§ **About this task**:
Copy out all lines of the records in which the word "heart" appears.

*** Input data Section Begins ***

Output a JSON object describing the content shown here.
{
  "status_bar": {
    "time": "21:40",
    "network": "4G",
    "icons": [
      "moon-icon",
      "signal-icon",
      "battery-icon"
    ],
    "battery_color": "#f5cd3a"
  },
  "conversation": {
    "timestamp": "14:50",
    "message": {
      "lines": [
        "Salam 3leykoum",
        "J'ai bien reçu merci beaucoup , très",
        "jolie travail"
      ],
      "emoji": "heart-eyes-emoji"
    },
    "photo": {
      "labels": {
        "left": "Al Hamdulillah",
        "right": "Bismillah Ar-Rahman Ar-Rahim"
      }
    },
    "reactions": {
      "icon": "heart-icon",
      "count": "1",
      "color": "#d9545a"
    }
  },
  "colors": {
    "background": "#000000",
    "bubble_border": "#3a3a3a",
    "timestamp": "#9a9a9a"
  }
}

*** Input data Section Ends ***

§ **Answer space**:
      "emoji": "heart-eyes-emoji"
      "icon": "heart-icon",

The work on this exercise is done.